"The teachers in Chakma areas [in Mizoram] are Mizos who do not stay in the village of their appointment, and are unable to teach the Chakma children who do not understand either the Mizo tongue or English. Clearly, the appointment of Mizo teachers is not benefiting the targeted populations (at least in the case of the Chakmas), and hence is a futile exercise." Paritosh Chakma, "Mizoram: Minority Report" (PDF file), EPW, 6 Jun 2009.
Nor is this all. As Paritosh Chakma reports in his blog: "The state government of Mizoram has passed several Recruitment Rules where "working knowledge of Mizo language at least up to Middle School standard" has been either made a compulsory requirement of educational qualification or as a "desirable qualification".
As I commented on this post: [This] rule ... goes against the National Commissioner of Linguistic Minorities (NCLM) "Safeguards for Linguistic Minorities". The safeguard in question is the following:
i. No insistence upon knowledge of State’s Official Language at the time of recruitment.

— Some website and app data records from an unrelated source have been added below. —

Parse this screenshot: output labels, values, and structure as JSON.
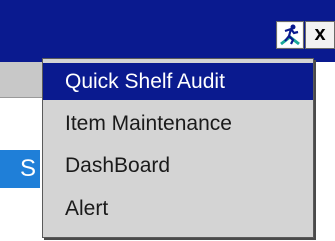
{
  "window": {
    "close_label": "x",
    "app_icon": "running-man-icon"
  },
  "left_panel": {
    "button_label": "S"
  },
  "menu": {
    "items": [
      {
        "label": "Quick Shelf Audit",
        "selected": true
      },
      {
        "label": "Item Maintenance",
        "selected": false
      },
      {
        "label": "DashBoard",
        "selected": false
      },
      {
        "label": "Alert",
        "selected": false
      }
    ]
  },
  "colors": {
    "title_bar": "#0a1a8f",
    "menu_background": "#d4d4d4",
    "selection": "#0a1a8f",
    "left_button": "#1f7fd8"
  }
}
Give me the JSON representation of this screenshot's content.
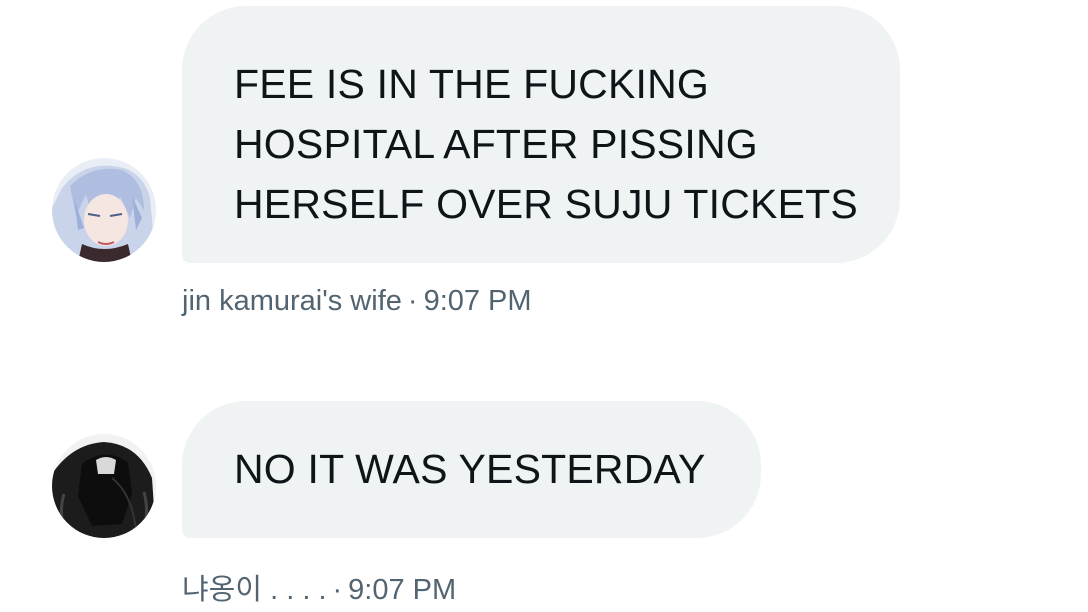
{
  "messages": [
    {
      "lines": [
        "FEE IS IN THE FUCKING",
        "HOSPITAL AFTER PISSING",
        "HERSELF OVER SUJU TICKETS"
      ],
      "sender": "jin kamurai's wife",
      "separator": "·",
      "time": "9:07 PM",
      "avatar": "anime-character-avatar"
    },
    {
      "lines": [
        "NO IT WAS YESTERDAY"
      ],
      "sender": "냐옹이 . . . .",
      "separator": "·",
      "time": "9:07 PM",
      "avatar": "dark-hair-figure-avatar"
    }
  ],
  "colors": {
    "bubble": "#eff3f4",
    "text": "#0f1419",
    "meta": "#536471"
  }
}
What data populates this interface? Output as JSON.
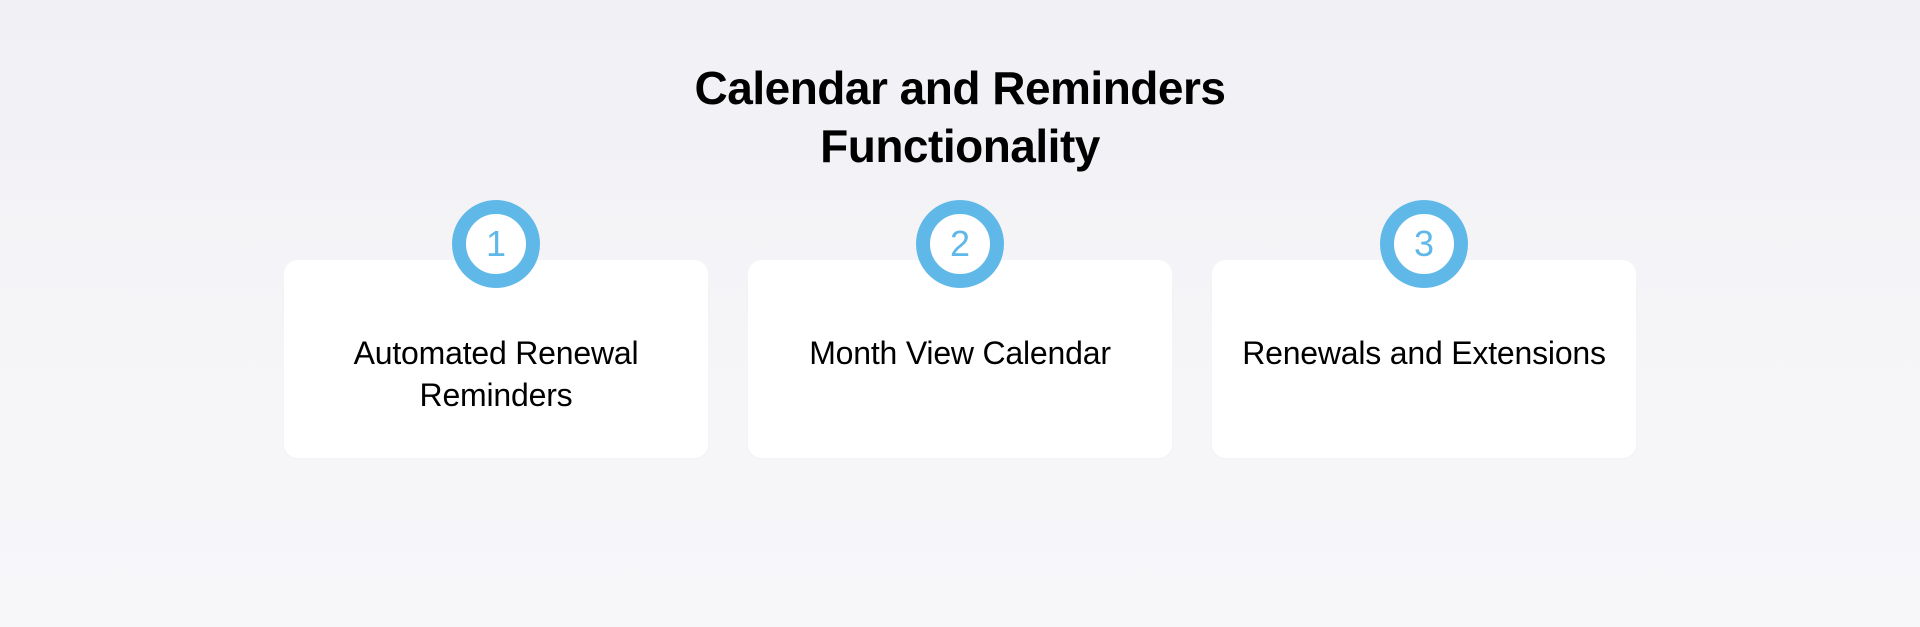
{
  "title": "Calendar and Reminders Functionality",
  "cards": [
    {
      "number": "1",
      "label": "Automated Renewal Reminders"
    },
    {
      "number": "2",
      "label": "Month View Calendar"
    },
    {
      "number": "3",
      "label": "Renewals and Extensions"
    }
  ]
}
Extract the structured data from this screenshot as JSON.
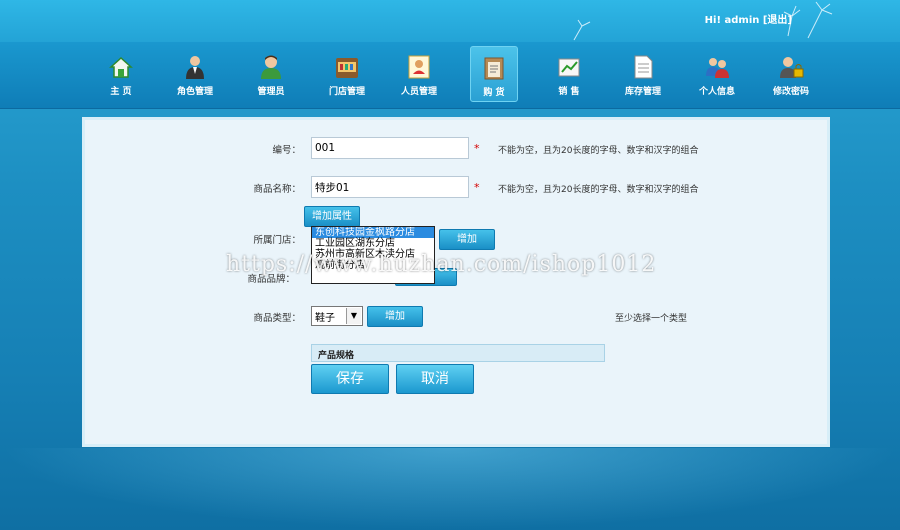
{
  "header": {
    "greeting": "Hi! admin",
    "logout": "[退出]"
  },
  "nav": [
    {
      "label": "主  页",
      "icon": "home-icon"
    },
    {
      "label": "角色管理",
      "icon": "role-icon"
    },
    {
      "label": "管理员",
      "icon": "admin-icon"
    },
    {
      "label": "门店管理",
      "icon": "store-icon"
    },
    {
      "label": "人员管理",
      "icon": "staff-icon"
    },
    {
      "label": "购  货",
      "icon": "purchase-icon",
      "active": true
    },
    {
      "label": "销  售",
      "icon": "sales-icon"
    },
    {
      "label": "库存管理",
      "icon": "inventory-icon"
    },
    {
      "label": "个人信息",
      "icon": "profile-icon"
    },
    {
      "label": "修改密码",
      "icon": "password-icon"
    }
  ],
  "form": {
    "code": {
      "label": "编号：",
      "value": "001",
      "required": "*",
      "hint": "不能为空，且为20长度的字母、数字和汉字的组合"
    },
    "name": {
      "label": "商品名称：",
      "value": "特步01",
      "required": "*",
      "hint": "不能为空，且为20长度的字母、数字和汉字的组合"
    },
    "add_attr": "增加属性",
    "store": {
      "label": "所属门店：",
      "options": [
        "东创科技园金枫路分店",
        "工业园区湖东分店",
        "苏州市高新区木渎分店",
        "观前街分店"
      ],
      "add_button": "增加"
    },
    "hidden_label": "商品品牌：",
    "type": {
      "label": "商品类型：",
      "selected": "鞋子",
      "add_button": "增加",
      "hint": "至少选择一个类型"
    },
    "spec_title": "产品规格",
    "save": "保存",
    "cancel": "取消"
  },
  "watermark": "https://www.huzhan.com/ishop1012"
}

Test of proficiency in the State’s Official Language to be held before completion of probation
Using the NCLM's various Reports, Mr Chakma came back with another post on his blog, this time with a thorough indictment of the state government's practices of language discrimination.
In Mizoram, Chakma is not the only minority language discriminated against, of course. NCLM's 43rd Report (2004-5) (DOC file) recounts a visit to a Nepali-medium school in Aizwal which revealed that, "[since] Mizo was not taught there up to upper primary standard.... those desirous of joining the [government] services are at a disadvantage."
As Paritosh Chakma concludes, "the discriminatory Recruitment Rules must be scrapped to remove the language hurdle for linguistic minorities in state employments."